Toyota may have another safety headache on it hands, this time involving the popular Corolla model. According to various media reports, the. U.S. National Highway Traffic Safety Administration (NHTSA) is reviewing a number of complaints involving steering on the 2009-2010 Toyota Corolla, and may open a formal probe.
According to a report in Automotive News, the Corolla has been the subject of 83 power-steering complaints to the NHTSA. At least 76 of those reports involved the Corolla unexpectedly veers to the left or right at 40 miles an hour and up.
The agency’s database showed 17 reports stemming from the 2010 Corolla’s steering system and 67 from the 2009 model. According to Automotive News, the complaints cite 10 injuries resulting from six accidents. In some cases, the Corolla involved ended up upside down, at the bottom of a cliff or in a ditch.

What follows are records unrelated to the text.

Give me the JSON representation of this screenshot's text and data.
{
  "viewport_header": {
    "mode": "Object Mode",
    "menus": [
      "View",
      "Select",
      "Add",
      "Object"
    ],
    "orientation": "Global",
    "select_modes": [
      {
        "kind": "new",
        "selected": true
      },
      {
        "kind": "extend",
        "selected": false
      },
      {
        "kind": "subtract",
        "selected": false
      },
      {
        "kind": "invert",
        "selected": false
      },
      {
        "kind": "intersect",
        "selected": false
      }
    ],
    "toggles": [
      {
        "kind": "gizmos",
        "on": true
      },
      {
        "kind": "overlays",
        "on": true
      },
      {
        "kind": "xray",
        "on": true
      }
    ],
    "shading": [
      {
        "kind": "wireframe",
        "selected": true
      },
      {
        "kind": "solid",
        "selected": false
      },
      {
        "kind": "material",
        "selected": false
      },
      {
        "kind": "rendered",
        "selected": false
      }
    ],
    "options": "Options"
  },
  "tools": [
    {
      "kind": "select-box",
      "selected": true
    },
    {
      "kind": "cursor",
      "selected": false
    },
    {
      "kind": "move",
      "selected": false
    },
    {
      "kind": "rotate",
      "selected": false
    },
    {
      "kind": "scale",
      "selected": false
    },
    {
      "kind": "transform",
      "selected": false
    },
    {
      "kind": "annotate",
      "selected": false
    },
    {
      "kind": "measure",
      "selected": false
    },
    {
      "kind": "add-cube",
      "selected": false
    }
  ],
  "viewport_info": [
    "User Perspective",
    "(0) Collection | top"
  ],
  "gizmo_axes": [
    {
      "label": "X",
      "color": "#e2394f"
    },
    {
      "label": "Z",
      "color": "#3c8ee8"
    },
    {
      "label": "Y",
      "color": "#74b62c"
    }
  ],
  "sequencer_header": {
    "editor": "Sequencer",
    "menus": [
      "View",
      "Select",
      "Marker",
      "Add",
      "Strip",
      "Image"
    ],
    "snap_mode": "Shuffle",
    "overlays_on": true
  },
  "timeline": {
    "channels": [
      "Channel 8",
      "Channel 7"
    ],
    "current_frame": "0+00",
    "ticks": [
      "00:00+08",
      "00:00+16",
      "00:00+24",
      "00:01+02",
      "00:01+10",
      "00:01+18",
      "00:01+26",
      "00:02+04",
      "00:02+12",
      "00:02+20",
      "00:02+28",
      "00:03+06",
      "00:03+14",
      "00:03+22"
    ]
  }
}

The Corolla issue is just the latest safety concern to hit Toyota in recent months. Yesterday, the automaker recalled 400,000 hybrid vehicles, including the 2010 Prius and the Lexus HS250h, to fix their brakes. Last week, the NHTSA announced that it had opened an investigation into the 2010 Prius relating to reports of momentary loss of braking capability while traveling over an uneven road surface, pothole or bump. The NHTSA said it had received 124 reports from consumers, including four reports alleging that crashes occurred.
Toyota has also recalled millions of vehicles around the world because of incidents of dangerous, unintended acceleration. On January 21, Toyota recalled 2.3 million vehicles due to accelerator pedals on those vehicles becoming stuck in a depressed position, causing unexpected and unsafe acceleration.
Just a few months prior, in September 2009, Toyota announced it was recalling and replacing floor mats on approximately 4.2 million vehicles which were allegedly causing accelerator pedals in the vehicles to become stuck in the depressed position, leading to uncontrollable and rapid acceleration of the vehicle.
All of these recalls have put a serious dent in Toyota’s reputation for quality and reliability. The January recall also created huge legal headaches for the automaker, which now faces at least 35 lawsuits filed by customers in the U.S. and Canada alleging, among other things, negligence and unjust enrichment.